    I’m happy living with my UG wing of mallu’s,reddy’s , punjabi’s , bihari’s , MPites and UPites.I enjoy the sarson da saag of punjab and the sojje-voodey n arisae of andhra as much as rossogolla.And no, I never felt the need to push my head into a “pure” bong PG cluster :/
    Thanks for granting me space to scream out….. and sorry for the eyebrows i might have raised.Sometimes I’m really mad at somethings , you see.

  30. NO SOFTWARE PROFESSIONALS??!!

    Makes sad face, droops shoulders, scratches head, marks IdeaSmiths’s name off da list and moves on

  31. :)Good post.

    I am yet to come to terms with the Great South-Indian Software Dream too…Hope i wake up soon in India ๐Ÿ™‚
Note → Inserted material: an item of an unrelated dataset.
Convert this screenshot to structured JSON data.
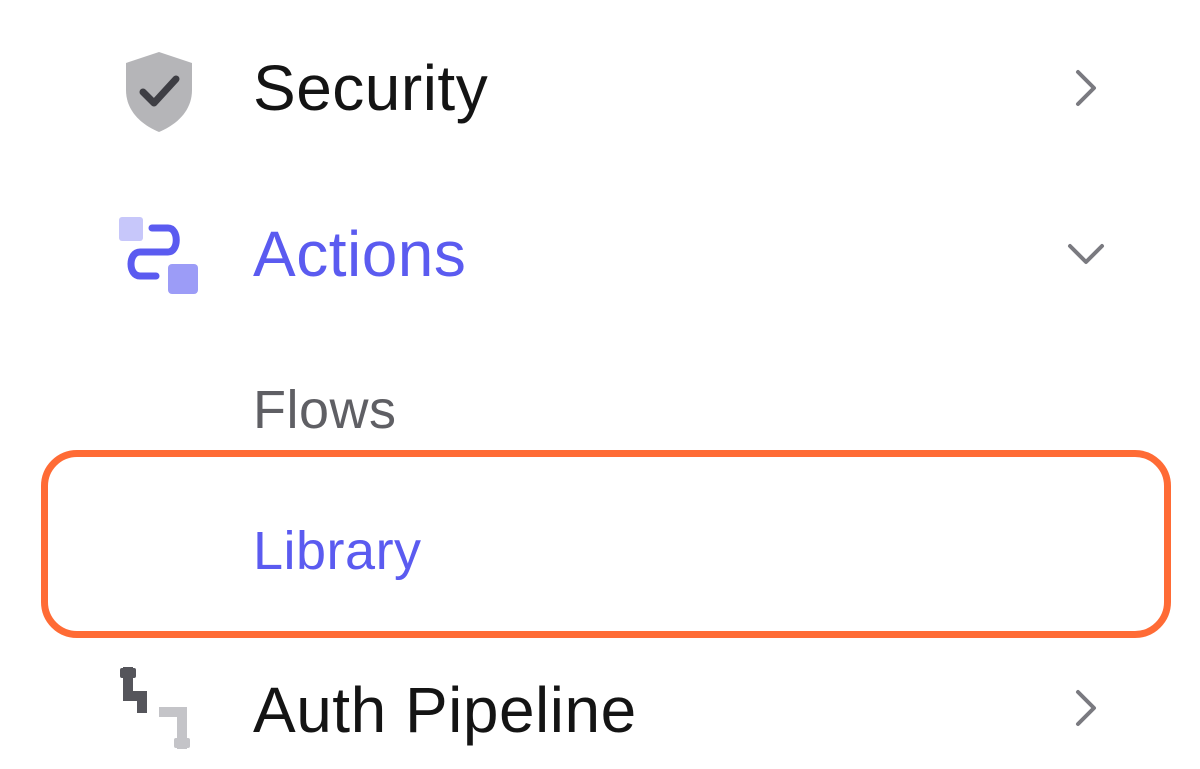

    I love the fact that i have so much to rant about being Tamilian ๐Ÿ™‚